Work item> Search term "Total": copy each line of the data containing it.

================================

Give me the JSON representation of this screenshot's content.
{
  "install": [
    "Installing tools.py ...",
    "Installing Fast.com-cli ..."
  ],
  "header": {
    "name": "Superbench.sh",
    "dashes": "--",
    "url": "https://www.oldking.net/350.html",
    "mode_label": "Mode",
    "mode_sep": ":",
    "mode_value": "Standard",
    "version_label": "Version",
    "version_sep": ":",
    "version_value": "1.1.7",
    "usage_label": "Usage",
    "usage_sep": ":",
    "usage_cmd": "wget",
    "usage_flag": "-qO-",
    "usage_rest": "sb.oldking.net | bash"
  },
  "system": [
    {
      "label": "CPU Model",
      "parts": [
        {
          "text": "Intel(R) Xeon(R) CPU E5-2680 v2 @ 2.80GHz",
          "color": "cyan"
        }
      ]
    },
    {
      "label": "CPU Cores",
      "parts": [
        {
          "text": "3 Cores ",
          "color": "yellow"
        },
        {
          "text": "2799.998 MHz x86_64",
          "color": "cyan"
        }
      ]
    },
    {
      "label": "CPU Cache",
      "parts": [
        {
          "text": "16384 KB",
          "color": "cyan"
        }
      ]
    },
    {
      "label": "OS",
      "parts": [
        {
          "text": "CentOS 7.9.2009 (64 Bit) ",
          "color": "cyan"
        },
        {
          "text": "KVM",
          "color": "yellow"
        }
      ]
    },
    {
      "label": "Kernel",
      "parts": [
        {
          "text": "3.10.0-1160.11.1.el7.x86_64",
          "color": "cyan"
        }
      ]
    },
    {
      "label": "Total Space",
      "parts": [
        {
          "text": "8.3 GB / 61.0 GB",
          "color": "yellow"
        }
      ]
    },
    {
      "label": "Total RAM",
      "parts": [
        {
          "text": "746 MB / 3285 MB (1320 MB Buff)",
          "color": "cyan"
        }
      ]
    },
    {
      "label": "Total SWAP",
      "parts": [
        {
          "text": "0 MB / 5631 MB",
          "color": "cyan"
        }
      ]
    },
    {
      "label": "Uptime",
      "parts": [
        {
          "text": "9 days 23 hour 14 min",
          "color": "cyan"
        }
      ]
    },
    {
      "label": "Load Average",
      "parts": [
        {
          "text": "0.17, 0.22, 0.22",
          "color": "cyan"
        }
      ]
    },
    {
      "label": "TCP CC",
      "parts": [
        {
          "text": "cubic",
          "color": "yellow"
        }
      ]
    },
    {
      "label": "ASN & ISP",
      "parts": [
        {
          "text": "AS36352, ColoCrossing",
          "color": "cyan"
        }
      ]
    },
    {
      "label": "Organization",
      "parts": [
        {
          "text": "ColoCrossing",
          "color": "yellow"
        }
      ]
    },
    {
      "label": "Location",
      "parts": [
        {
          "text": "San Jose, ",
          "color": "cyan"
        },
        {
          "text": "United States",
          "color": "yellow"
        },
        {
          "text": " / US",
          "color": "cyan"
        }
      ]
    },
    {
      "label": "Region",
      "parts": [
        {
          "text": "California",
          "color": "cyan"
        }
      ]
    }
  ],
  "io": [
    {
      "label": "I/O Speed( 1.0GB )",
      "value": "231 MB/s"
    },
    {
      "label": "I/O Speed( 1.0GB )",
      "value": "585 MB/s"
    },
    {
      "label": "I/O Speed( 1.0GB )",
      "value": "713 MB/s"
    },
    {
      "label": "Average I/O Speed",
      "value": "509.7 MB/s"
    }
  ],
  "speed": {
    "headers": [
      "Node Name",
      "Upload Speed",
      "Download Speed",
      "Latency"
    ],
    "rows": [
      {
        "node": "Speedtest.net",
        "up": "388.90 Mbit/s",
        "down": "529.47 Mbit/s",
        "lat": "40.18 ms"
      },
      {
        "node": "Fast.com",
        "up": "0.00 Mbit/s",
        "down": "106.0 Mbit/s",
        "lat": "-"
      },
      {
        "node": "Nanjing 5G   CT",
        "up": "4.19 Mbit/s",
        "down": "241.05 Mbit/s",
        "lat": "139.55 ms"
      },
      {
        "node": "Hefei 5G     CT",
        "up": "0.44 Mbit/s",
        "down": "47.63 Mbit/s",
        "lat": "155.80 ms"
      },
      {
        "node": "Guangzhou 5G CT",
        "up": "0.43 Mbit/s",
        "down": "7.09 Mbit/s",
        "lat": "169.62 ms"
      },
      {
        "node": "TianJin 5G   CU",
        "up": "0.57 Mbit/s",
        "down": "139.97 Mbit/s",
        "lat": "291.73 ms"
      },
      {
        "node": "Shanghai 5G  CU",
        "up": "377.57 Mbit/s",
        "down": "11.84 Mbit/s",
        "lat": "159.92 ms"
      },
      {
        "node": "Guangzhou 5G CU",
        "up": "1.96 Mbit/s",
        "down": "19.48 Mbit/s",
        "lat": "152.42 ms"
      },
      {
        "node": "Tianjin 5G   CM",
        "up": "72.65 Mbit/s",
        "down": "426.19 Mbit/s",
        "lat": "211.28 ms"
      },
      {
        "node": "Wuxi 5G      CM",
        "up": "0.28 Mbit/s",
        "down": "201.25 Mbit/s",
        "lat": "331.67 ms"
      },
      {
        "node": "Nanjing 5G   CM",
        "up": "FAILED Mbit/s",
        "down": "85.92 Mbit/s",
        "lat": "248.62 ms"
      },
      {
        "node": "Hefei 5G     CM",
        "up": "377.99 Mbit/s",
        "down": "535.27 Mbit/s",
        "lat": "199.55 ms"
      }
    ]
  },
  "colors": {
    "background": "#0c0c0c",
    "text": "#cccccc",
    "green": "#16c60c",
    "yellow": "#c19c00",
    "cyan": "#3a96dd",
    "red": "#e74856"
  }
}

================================

Task answer>
      "label": "Total Space",
      "label": "Total RAM",
      "label": "Total SWAP",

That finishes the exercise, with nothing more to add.